“France supports the German desire for a permanent seat on the UN Security Council,” says a statement published on Wednesday on the website of the Federal Government, dedicated to the Treaty of Aachen on cooperation between Germany and France.
This will be signed on 22 January by Chancellor Angela Merkel and France’s President Emmanuel Macron in Aachen. The text of the contract has not yet been published.
The permanent members of the UN Security Council with veto rights are currently the US, Russia, China, the UK and France.
German Foreign Minister Heiko Maas has commented on the possibility of Germany becoming a permanent member: “Our expectations have never been greater.”
Former top diplomat Thomas Matussek also believes that the Federal Republic could become a permanent member of the body. At the beginning of the year, Germany once again gained a non-permanent seat on the UNSC.
The central body of the global, rule-based and multilateral order, will see Germany leading for the sixth time.
Matussek told Sputnik that in these “troubled times” the Council would be facing a “huge task”. The former diplomat was ambassador to the United Kingdom and India. As Permanent Representative of Germany to the United Nations, Matussek also worked in New York. For him, it is important that the composition of the Security Council reflects the actual balance of power in the world.

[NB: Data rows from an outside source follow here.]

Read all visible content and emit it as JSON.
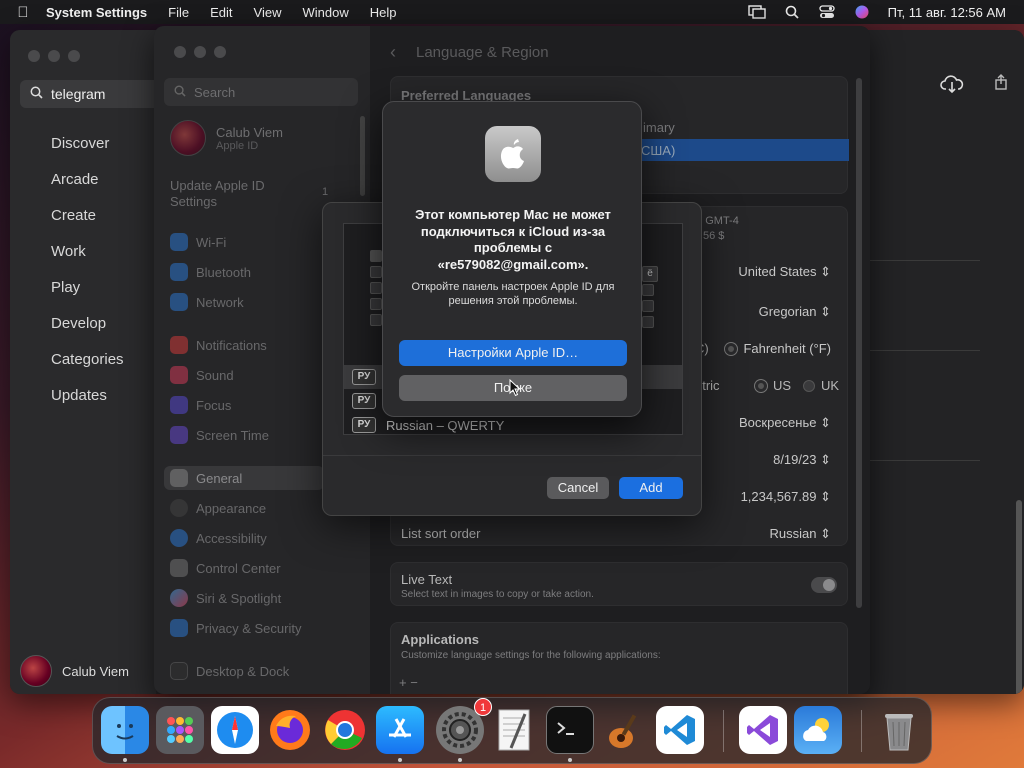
{
  "menubar": {
    "app_name": "System Settings",
    "menus": [
      "File",
      "Edit",
      "View",
      "Window",
      "Help"
    ],
    "clock": "Пт, 11 авг.  12:56 AM"
  },
  "appstore": {
    "search_value": "telegram",
    "nav": [
      "Discover",
      "Arcade",
      "Create",
      "Work",
      "Play",
      "Develop",
      "Categories",
      "Updates"
    ],
    "user_name": "Calub Viem"
  },
  "settings": {
    "search_placeholder": "Search",
    "profile_name": "Calub Viem",
    "profile_sub": "Apple ID",
    "update_text": "Update Apple ID Settings",
    "update_badge": "1",
    "sidebar": {
      "wifi": "Wi-Fi",
      "bluetooth": "Bluetooth",
      "network": "Network",
      "notifications": "Notifications",
      "sound": "Sound",
      "focus": "Focus",
      "screen_time": "Screen Time",
      "general": "General",
      "appearance": "Appearance",
      "accessibility": "Accessibility",
      "control_center": "Control Center",
      "siri": "Siri & Spotlight",
      "privacy": "Privacy & Security",
      "desktop": "Desktop & Dock"
    },
    "title": "Language & Region",
    "preferred_languages": "Preferred Languages",
    "lang_primary_fragment": "imary",
    "lang_selected_fragment": "США)",
    "region_fragment": "M GMT-4",
    "region_fragment2": "56 $",
    "region_value": "United States",
    "calendar_value": "Gregorian",
    "temp_c_fragment": "C)",
    "temp_f": "Fahrenheit (°F)",
    "measure_fragment": "etric",
    "measure_us": "US",
    "measure_uk": "UK",
    "first_day": "Воскресенье",
    "date_format": "8/19/23",
    "number_format": "1,234,567.89",
    "list_sort_label": "List sort order",
    "list_sort_value": "Russian",
    "live_text_label": "Live Text",
    "live_text_sub": "Select text in images to copy or take action.",
    "applications_label": "Applications",
    "applications_sub": "Customize language settings for the following applications:",
    "add_remove": "+   −"
  },
  "sheet": {
    "sources": [
      {
        "badge": "РУ",
        "label": ""
      },
      {
        "badge": "РУ",
        "label": ""
      },
      {
        "badge": "РУ",
        "label": "Russian – QWERTY"
      }
    ],
    "cancel": "Cancel",
    "add": "Add",
    "preview_key": "ё"
  },
  "alert": {
    "title": "Этот компьютер Mac не может подключиться к iCloud из-за проблемы с «re579082@gmail.com».",
    "message": "Откройте панель настроек Apple ID для решения этой проблемы.",
    "primary_button": "Настройки Apple ID…",
    "secondary_button": "Позже"
  },
  "dock": {
    "settings_badge": "1"
  }
}
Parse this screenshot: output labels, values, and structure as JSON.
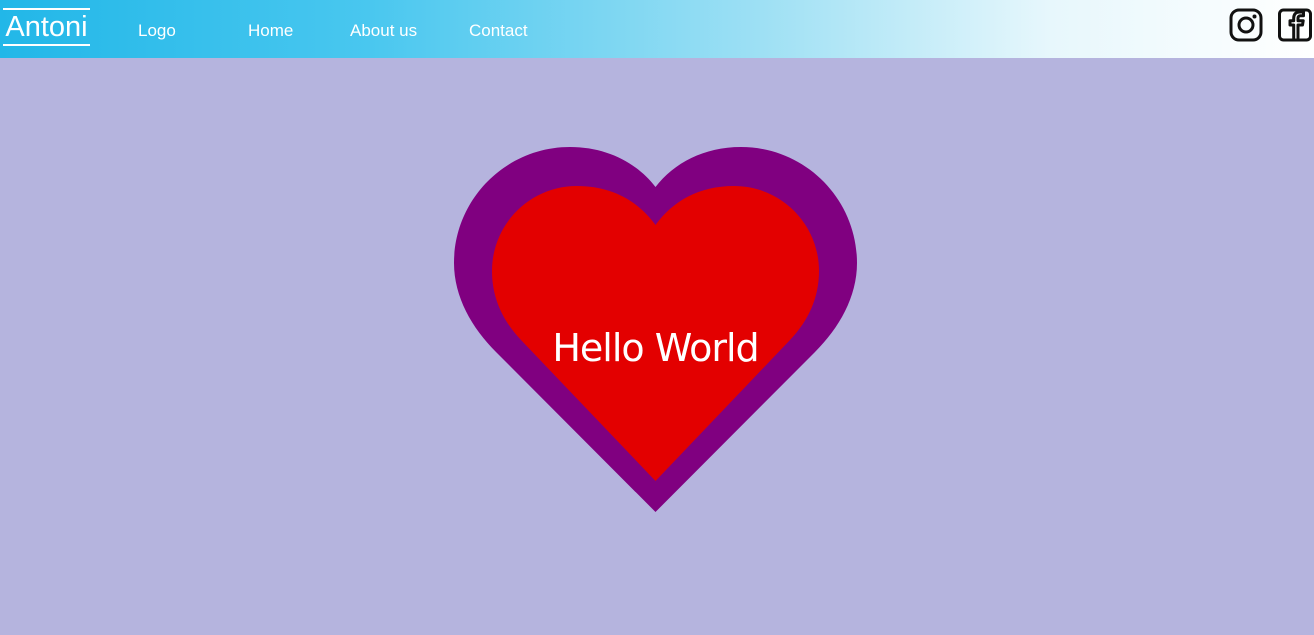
{
  "header": {
    "brand": "Antoni",
    "nav": {
      "logo": "Logo",
      "home": "Home",
      "about": "About us",
      "contact": "Contact"
    },
    "social": {
      "instagram_icon": "instagram-icon",
      "facebook_icon": "facebook-icon"
    }
  },
  "main": {
    "headline": "Hello World"
  },
  "colors": {
    "header_gradient_start": "#22b7e8",
    "header_gradient_end": "#ffffff",
    "page_background": "#b5b4de",
    "heart_outer": "#800080",
    "heart_inner": "#e30000",
    "text_light": "#ffffff",
    "icon_dark": "#111111"
  }
}
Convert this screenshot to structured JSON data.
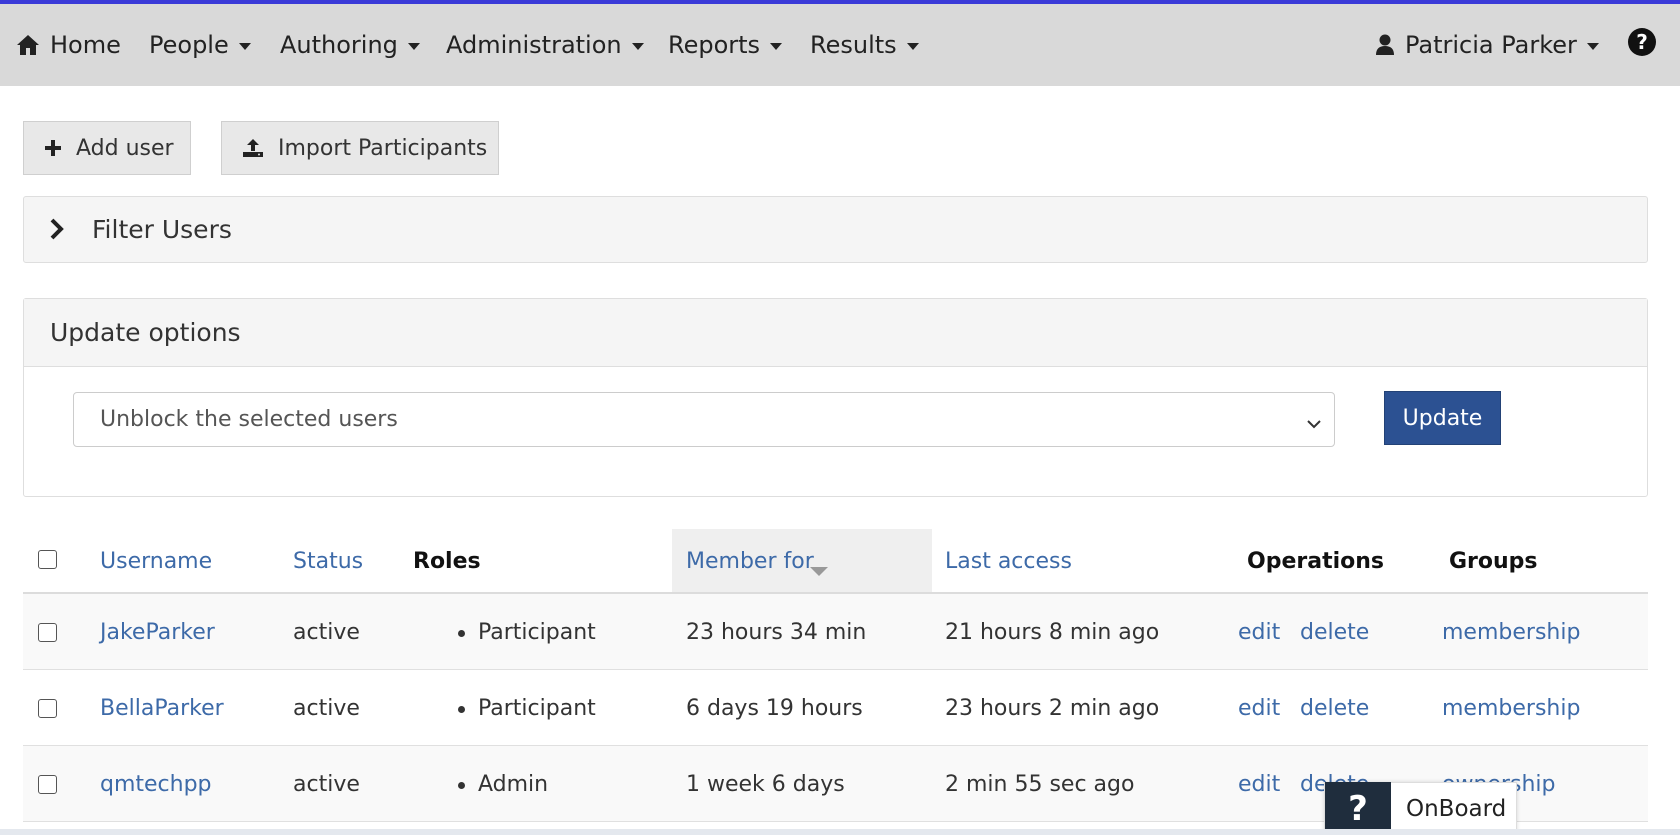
{
  "nav": {
    "home": "Home",
    "people": "People",
    "authoring": "Authoring",
    "administration": "Administration",
    "reports": "Reports",
    "results": "Results",
    "user": "Patricia Parker"
  },
  "actions": {
    "add_user": "Add user",
    "import_participants": "Import Participants"
  },
  "filter": {
    "title": "Filter Users"
  },
  "update_options": {
    "title": "Update options",
    "selected": "Unblock the selected users",
    "button": "Update"
  },
  "table": {
    "headers": {
      "username": "Username",
      "status": "Status",
      "roles": "Roles",
      "member_for": "Member for",
      "last_access": "Last access",
      "operations": "Operations",
      "groups": "Groups"
    },
    "rows": [
      {
        "username": "JakeParker",
        "status": "active",
        "role": "Participant",
        "member_for": "23 hours 34 min",
        "last_access": "21 hours 8 min ago",
        "edit": "edit",
        "delete": "delete",
        "group": "membership"
      },
      {
        "username": "BellaParker",
        "status": "active",
        "role": "Participant",
        "member_for": "6 days 19 hours",
        "last_access": "23 hours 2 min ago",
        "edit": "edit",
        "delete": "delete",
        "group": "membership"
      },
      {
        "username": "qmtechpp",
        "status": "active",
        "role": "Admin",
        "member_for": "1 week 6 days",
        "last_access": "2 min 55 sec ago",
        "edit": "edit",
        "delete": "delete",
        "group": "ownership"
      }
    ]
  },
  "onboard": {
    "icon": "?",
    "label": "OnBoard"
  },
  "colors": {
    "accent": "#3b3bd8",
    "primary_button": "#2c5192",
    "link": "#3d6aa8"
  }
}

“Without overestimating Germany, one can say that at least in Europe it has a certain management responsibility. Because of its size, its economic strength, but also its great tradition of multilateral politics. Of course, many eyes are on us. It is a great task for us to live up to this expectation, not least in view of the fact that we are looking for a permanent seat on the UN Security Council in the long term.”
Matussek expects that the pressure of expectations will increase, because a country like India, which will soon be the most populous country in the world, is not represented. But neither is the continent of Africa, Latin America nor one of the largest contributors – Japan.
“First of all, because we are one of the two biggest contributors, but above all because we have shown in the past that we did not put the national interest at the center, but that we wanted reasonable multilateral solutions,” says Matussek.
If the Federal Republic actually gains a permanent seat, that would mean that not two, but three European countries are represented on the Security Council, and many members may see this as overrepresentation.
Chancellor Angela Merkel (CDU) has therefore proposed that in the future single EU states no longer occupy the non-permanent seats in the Security Council, but that these become “European seats”.
But the British and French will not give up their seats. In addition, it means that a supranational body would then be a member, which is impossible under the current UN statute. If the statutes are amended accordingly, there would certainly be other multilateral coalitions that want to have a say in how the world is run.